A stagnant air mass hovering over eastern Canada pushed the air quality index up to a "very unhealthy" 130 yesterday and the Metropolitan Washington Council of Governments issued the year's second air pollution alert.

The alert was issued at 1 p.m. and will be in effect at least until that time today, COG research assistant Lucille van Ommering said.

There is a 30 to 40 per cent chance of showers today, and rain could help alleviate the stagnant air conditions. If it does not rain, the bad air may plague the Washington area until late this evening or Sunday, according to COG and the National Weather Service.

Yesterday's temperatures rose to the high 80s and the relative humidity was around 50 per cent most of the day, according to the weather service. Hot and humid weather is forecast for much of the weekend.

The air quality index of 130, measured at 3 p.m. at COG's Bethesda monitoring station, equalled the year's previous high registered May 17. The first air pollution alert was issued by COG May 20 and lasted until May 22, van Ommering said.

The highest reading during the previous alert was 110, but winds in the lower atmosphere were weaker, causing poorer dispersal of pollution. Yesterday five of COG's nine reporting stations had readings of 100 or more by 2 p.m.

Air quality descriptions were changed by COG June 6 to make the index consistent with new federal standards. Readings from 100 to 249, such as yesterday's, were previously called hazardous, but now are rated "very unhealthy."

Readings from 0 to 24 continue to be called good; those from 25 to 49 are still considered fair; those from 50 to 99 - previously divided in steps into poor and unhealthy - are rated unhealthy; those from 250 to 750 continue to be rated as dangerous, and above 750 are still rated as very dangerous.

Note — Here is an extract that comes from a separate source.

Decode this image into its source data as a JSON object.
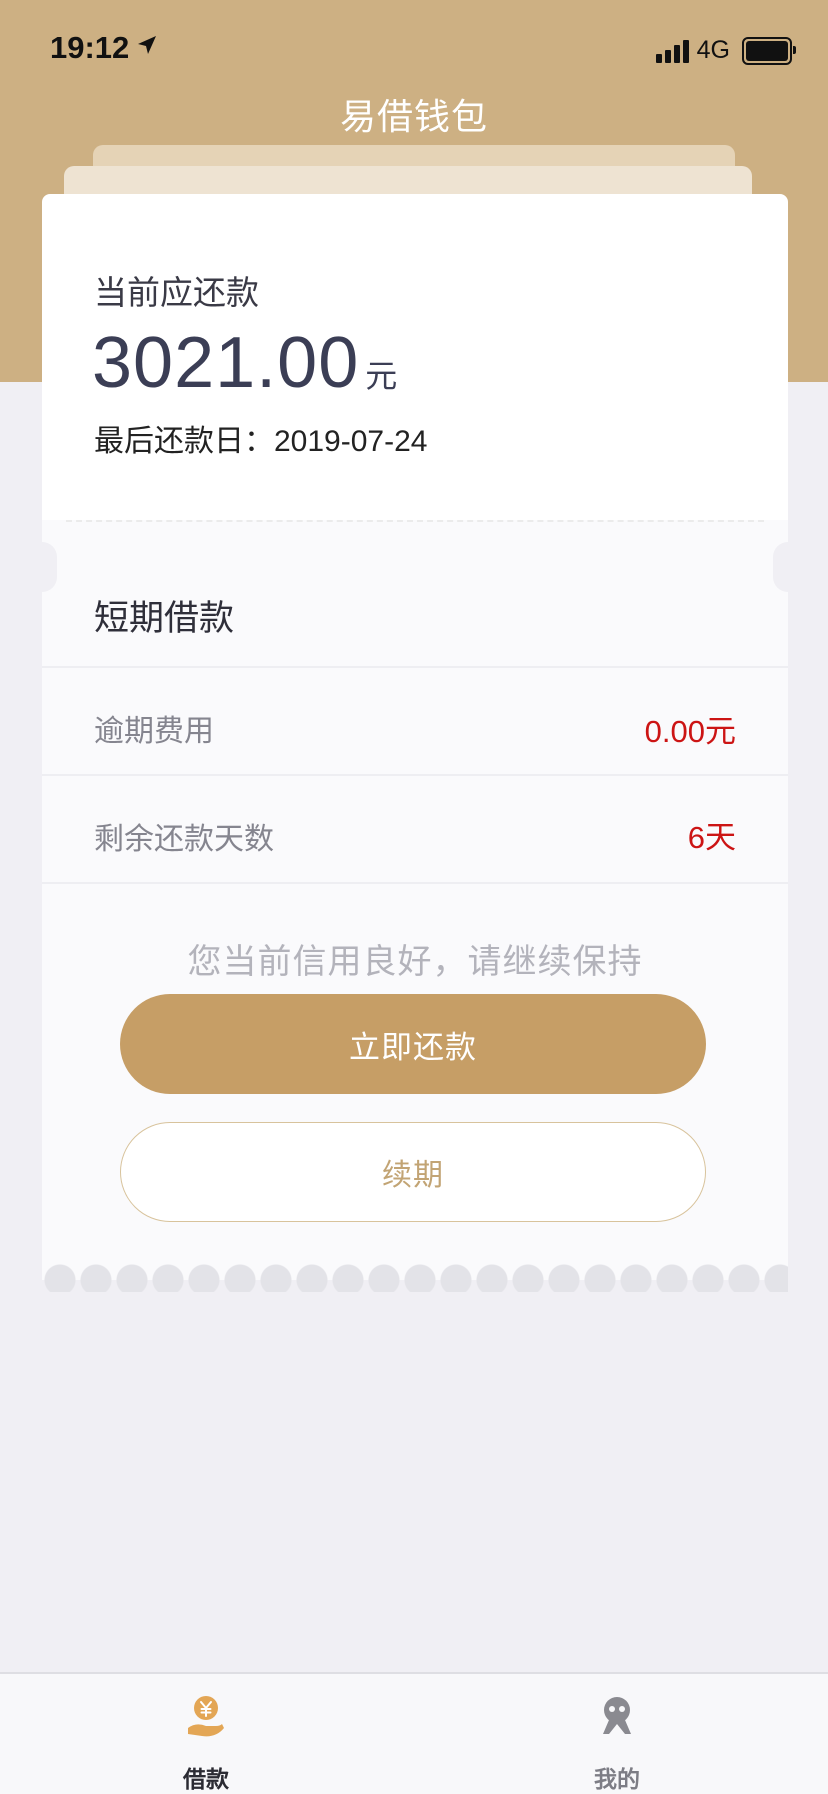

The highest reading recorded here was 180, on Aug. 1, 1975.